- [Your assignment] Show each line of the listing in which the word "Remove" occurs.

- [Supplied material]

+++

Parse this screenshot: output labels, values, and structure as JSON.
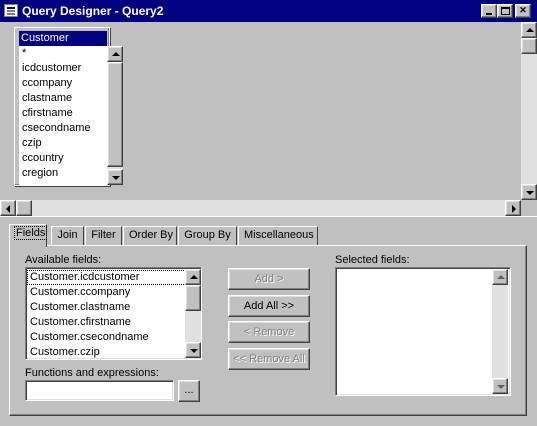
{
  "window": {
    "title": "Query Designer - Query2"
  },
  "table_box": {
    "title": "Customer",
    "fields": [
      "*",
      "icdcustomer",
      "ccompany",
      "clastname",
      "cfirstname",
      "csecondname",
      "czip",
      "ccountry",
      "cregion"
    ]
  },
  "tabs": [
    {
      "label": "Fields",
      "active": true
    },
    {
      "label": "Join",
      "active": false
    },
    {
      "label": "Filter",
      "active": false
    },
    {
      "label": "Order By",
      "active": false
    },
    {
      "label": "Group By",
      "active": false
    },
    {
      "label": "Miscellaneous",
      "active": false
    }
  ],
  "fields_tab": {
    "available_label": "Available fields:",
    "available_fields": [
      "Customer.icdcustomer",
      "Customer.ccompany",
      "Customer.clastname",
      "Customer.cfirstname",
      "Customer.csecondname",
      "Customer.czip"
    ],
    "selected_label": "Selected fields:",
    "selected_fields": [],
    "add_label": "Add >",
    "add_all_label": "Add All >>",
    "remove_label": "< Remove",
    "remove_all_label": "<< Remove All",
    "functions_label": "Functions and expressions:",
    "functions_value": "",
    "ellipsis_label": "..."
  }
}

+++

- [Expected output]
    "remove_label": "< Remove",
    "remove_all_label": "<< Remove All",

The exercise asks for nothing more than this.